**Task**
Report the count of lines containing the word "Management" in these records, with no other text.
━━━━━━━━━━━━━━━━
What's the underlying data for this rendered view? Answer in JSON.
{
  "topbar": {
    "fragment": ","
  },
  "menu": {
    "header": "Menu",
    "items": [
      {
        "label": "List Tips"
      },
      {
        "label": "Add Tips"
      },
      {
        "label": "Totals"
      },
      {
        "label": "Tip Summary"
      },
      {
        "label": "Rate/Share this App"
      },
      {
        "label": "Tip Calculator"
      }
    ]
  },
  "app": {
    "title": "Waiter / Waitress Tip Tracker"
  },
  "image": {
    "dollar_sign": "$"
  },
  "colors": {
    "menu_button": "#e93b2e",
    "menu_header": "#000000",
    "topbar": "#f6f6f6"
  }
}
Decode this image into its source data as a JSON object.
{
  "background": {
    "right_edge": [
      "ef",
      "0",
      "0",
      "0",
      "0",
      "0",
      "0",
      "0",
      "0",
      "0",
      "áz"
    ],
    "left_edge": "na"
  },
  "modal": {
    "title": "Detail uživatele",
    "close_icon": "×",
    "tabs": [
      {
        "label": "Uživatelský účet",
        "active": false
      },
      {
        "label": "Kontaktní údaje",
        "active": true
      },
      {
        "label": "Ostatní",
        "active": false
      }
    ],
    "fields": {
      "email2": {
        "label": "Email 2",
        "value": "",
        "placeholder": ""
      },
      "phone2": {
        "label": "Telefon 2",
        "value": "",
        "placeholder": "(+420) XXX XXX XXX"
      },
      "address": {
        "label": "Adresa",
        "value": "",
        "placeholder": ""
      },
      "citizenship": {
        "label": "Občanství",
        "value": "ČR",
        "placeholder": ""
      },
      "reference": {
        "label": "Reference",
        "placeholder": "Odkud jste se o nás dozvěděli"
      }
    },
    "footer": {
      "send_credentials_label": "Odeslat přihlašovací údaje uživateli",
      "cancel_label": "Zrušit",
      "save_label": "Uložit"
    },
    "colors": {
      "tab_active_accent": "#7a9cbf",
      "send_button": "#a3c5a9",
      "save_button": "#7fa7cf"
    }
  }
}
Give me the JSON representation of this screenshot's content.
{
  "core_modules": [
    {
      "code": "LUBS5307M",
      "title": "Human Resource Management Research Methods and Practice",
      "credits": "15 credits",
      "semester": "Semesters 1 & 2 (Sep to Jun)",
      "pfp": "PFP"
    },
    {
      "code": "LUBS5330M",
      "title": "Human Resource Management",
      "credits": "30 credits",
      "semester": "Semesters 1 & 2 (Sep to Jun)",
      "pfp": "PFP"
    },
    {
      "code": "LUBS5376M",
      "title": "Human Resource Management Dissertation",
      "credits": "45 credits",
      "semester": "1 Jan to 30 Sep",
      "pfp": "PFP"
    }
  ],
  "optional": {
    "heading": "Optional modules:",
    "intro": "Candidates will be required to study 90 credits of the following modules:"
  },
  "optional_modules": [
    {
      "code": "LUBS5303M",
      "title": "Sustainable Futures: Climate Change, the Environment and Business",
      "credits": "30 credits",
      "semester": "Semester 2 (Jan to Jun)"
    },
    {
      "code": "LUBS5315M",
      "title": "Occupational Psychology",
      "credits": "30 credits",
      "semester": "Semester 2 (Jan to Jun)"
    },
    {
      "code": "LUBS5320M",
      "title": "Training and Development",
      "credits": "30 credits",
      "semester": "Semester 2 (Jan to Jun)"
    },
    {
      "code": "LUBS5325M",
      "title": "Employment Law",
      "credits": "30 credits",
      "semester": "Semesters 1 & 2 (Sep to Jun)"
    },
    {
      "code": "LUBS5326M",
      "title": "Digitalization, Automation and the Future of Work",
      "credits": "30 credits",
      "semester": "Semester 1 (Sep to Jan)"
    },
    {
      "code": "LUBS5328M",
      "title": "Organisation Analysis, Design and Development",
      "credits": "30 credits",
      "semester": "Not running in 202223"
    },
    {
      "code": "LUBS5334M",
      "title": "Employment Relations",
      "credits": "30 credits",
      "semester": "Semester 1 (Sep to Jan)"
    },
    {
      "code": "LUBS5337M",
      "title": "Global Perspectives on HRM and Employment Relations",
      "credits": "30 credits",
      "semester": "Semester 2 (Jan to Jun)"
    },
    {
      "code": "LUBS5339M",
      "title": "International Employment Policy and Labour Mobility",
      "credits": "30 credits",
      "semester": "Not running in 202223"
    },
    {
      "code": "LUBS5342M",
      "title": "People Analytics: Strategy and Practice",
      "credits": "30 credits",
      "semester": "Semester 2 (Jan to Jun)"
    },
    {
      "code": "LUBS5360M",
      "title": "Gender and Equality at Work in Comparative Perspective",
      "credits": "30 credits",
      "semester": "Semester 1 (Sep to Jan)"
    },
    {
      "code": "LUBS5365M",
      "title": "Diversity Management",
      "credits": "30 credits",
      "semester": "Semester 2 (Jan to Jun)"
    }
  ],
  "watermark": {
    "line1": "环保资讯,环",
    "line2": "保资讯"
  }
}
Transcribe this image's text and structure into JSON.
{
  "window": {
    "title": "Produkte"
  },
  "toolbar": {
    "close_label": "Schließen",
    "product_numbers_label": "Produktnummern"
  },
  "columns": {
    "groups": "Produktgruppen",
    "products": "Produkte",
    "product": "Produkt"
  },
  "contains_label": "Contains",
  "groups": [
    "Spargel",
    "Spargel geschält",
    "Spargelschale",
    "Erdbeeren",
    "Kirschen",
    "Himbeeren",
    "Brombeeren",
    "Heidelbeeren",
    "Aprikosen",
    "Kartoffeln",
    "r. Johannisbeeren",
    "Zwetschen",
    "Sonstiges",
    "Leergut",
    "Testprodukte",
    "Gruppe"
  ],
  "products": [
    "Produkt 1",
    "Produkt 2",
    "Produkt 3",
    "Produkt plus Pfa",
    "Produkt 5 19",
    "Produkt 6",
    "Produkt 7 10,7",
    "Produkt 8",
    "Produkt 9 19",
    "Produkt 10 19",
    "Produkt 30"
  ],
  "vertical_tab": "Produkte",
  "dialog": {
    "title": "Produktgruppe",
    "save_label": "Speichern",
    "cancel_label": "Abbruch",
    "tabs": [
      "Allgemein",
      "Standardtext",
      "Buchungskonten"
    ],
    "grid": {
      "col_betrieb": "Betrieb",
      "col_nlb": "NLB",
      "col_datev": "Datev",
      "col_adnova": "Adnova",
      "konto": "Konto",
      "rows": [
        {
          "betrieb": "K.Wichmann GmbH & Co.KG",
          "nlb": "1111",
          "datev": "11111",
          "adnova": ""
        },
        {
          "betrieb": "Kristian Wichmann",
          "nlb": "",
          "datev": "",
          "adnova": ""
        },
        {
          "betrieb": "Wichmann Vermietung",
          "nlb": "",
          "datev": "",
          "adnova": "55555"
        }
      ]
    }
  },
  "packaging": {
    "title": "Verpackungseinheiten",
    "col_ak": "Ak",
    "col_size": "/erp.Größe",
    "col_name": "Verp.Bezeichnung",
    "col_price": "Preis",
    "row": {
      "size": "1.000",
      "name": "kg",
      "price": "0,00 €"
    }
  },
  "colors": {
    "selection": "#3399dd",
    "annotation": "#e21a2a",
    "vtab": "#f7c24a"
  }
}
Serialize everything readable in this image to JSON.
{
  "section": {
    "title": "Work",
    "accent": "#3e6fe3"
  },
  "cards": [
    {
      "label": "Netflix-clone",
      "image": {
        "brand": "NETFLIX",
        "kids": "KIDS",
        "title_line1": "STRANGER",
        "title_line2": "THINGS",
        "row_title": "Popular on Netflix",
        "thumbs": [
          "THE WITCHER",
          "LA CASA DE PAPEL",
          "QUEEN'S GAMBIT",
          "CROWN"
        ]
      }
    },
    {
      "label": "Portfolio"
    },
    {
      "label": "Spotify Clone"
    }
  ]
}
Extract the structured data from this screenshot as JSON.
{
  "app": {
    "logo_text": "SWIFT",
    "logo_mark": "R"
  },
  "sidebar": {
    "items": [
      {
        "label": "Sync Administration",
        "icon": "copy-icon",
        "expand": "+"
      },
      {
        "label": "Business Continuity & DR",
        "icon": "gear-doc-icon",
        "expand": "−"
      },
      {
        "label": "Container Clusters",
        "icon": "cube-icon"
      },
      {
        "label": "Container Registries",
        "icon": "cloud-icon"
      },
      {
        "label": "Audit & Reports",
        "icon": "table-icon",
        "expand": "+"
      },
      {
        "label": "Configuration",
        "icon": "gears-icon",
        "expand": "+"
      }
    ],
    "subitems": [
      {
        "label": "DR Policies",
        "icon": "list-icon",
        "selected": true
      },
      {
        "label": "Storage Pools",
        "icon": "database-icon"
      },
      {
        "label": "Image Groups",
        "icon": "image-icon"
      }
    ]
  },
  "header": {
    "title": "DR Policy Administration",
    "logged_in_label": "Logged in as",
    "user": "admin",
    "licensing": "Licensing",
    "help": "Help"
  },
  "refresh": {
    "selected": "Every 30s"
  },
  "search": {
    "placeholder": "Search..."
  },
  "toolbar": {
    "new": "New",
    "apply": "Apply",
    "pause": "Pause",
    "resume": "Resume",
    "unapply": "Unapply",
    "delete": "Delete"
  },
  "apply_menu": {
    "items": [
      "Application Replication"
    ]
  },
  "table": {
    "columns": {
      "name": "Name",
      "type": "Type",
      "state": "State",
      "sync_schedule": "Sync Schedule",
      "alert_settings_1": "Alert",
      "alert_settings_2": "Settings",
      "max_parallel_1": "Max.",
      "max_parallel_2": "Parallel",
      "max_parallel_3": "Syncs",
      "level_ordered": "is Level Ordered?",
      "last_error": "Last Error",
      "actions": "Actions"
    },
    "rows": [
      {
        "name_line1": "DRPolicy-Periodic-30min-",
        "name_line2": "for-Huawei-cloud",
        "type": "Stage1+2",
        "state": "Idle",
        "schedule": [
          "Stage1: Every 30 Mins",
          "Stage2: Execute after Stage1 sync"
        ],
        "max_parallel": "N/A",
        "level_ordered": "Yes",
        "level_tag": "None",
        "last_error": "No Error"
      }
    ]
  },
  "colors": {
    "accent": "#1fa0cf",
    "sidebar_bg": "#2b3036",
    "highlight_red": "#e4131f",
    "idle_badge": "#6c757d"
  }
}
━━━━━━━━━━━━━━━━
**Your solution**
4